In August 2019, after the disgraced financier Jeffrey Epstein was found dead in his jail cell, conspiracy theories
about what had happened ran rampant on social networks. The theories did not necessarily originate there, but the networks did their part to amplify them, and the confusion that followed was dubbed “the disinformation World Cup.”
At the center of the maelstrom was Twitter, where various baseless theories about Epstein’s death dominated the discussion. One reason why is that enough people tweet the same hashtag on Twitter, it almost always shows up on the app’s tab of “trending topics,” no matter how deranged. During the Epstein mania, for example, #ClintonBodyCount trended, and President Trump — who is known to trawl Twitter trends for material
— retweeted an account that sought to link Epstein’s death to the former president.
In conversations with Twitter around that time, executives told me that they knew their trends had problems, but ensured me that fixes were coming. On Tuesday — more than a year after the disinformation World Cup — the first such fix arrived. The company announced it in a blog post
Sometimes the right Tweet can help make sense of a trend. Starting today, some trends will have a representative Tweet pinned to them to give you more insight about a trend right away. A combination of algorithms and our curation team
determine if a Tweet represents a trend by evaluating if the Tweet is very reflective of the trend and popular. Our algorithms are designed to identify representative Tweets that aren’t potentially abusive, spam, or posted by accounts trying to take advantage of our system. Representative Tweets on trends can be found on Twitter for iOS and Android now. We’re working to bring them to twitter.com soon too.
In the coming weeks, you should see brief descriptions added to some trends as well to help add context to the trend.
So now when something trends, you’ll see a tweet that explains why, plus maybe a short explanation from Twitter. If nothing else, this should resolve what might be the most common complaint about trends for the past decade or so: whenever a celebrity’s name is trending, everyone assumes they are dead, and has to frantically search through tweets to see whether that is in fact the case.
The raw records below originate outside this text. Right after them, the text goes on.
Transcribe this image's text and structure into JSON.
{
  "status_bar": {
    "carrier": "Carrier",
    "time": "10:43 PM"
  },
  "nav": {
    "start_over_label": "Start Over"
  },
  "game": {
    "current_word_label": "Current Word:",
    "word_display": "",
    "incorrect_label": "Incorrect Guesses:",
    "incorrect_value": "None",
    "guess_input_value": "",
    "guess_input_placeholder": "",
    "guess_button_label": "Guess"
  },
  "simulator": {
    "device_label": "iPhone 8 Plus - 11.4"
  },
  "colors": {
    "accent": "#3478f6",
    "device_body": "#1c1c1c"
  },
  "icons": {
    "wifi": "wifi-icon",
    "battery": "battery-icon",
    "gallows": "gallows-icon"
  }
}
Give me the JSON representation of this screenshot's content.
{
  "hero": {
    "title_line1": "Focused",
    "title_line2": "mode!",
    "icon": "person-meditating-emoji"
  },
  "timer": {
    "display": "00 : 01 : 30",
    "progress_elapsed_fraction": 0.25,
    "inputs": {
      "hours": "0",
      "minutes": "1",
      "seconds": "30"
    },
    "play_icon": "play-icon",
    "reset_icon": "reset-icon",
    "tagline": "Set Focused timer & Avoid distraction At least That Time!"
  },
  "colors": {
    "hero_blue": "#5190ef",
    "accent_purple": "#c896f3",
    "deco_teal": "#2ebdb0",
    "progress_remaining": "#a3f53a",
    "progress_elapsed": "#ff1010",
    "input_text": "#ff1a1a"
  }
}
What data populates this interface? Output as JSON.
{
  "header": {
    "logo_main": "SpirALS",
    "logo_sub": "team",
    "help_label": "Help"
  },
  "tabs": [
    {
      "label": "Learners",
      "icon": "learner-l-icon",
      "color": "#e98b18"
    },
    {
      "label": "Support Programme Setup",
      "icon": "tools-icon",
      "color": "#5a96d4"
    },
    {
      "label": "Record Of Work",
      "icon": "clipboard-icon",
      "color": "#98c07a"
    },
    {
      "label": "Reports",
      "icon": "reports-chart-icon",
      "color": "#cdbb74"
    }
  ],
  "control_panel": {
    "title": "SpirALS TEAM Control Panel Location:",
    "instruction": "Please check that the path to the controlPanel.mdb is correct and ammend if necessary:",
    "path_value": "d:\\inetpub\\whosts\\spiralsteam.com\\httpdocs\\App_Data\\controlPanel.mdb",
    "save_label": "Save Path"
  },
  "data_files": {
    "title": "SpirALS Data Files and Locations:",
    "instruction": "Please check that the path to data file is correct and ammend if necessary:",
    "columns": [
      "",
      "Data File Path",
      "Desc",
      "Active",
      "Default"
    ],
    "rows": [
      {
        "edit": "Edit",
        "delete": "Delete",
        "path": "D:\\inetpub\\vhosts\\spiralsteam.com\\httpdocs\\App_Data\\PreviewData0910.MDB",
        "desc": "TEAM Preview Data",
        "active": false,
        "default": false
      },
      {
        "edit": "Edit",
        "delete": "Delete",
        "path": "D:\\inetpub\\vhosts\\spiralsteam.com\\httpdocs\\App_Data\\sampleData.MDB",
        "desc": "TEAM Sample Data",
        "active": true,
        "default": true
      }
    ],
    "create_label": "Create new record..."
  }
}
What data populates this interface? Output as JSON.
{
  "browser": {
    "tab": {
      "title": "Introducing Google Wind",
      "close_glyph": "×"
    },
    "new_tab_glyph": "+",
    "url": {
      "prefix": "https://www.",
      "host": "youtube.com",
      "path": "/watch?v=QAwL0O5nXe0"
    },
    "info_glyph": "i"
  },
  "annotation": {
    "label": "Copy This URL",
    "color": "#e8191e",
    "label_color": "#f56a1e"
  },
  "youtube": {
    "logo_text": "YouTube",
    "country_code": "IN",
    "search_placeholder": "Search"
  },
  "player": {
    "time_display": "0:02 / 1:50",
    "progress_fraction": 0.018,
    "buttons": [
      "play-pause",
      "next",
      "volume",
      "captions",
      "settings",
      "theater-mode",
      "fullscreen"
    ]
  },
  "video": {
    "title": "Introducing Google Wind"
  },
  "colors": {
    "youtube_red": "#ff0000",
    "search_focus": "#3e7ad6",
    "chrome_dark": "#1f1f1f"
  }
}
And the addition of context to viral information is, in general, a good thing.
In other cases, I might simply acknowledge that Twitter had taken a step in the right direction and pointed to another step or two the company could consider. But I don’t think that would go far enough here: Twitter trends are still fundamentally broken, and I’d still rather see them shut off for good.
In July, white nationalists pushed the anti-Semitic hashtag #JewishPrivilege until it became a trend, and QAnon, a pro-Trump conspiracy group, made Wayfair, the furniture company, trend on Twitter with false claims that the company engaged in child trafficking.
More recently, QAnon adherents took over the hashtag #SaveTheChildren
as part of a campaign to falsely link celebrities to child trafficking. As Kevin Roose reported in the Times
, the hashtag-jacking has successfully allowed QAnon to reach new followers — and it was as easy as making it into the trending module. It will continue to be easy to make it into the trending module: Twitter still requires no approval from a human curator for a topic to trend.
Reading through the list of conspiracy topics that have surfaced in Twitter trends over the past year, it’s hard to imagine how the changes announced on Tuesday will much improve the product. Will trends be worthy when a human curator picks a “representative tweet” for, uh, #JewishPrivilege? What about #SaveTheChildren? If they add a label, what will it say? It seems possible that this editorial work will only serve to make these “trends” seem more credible, rather than less. And that could help to amplify these ideas even further than Twitter does today.
The calls come on the heels of a MIT Technology Review report
which said bot activity on Twitter has increased during the coronavirus pandemic. Bots run various Twitter accounts and take responsibility for much of the misinformation spread on social media sites.
MIT found that around 45% to 60% of coronavirus-related tweets have been pushed by bot accounts, many of which were spreading misinformation about the pandemic.
A Twitter spokeswoman told me that the company knows it has more work to do to improve trends, and that Tuesday’s announcements were meant only as a first step. But the first step was too long in coming, and the stakes feel too high for the product to continue in its current form. The best time for Twitter to have killed off trends was a year ago. The second-best time is today.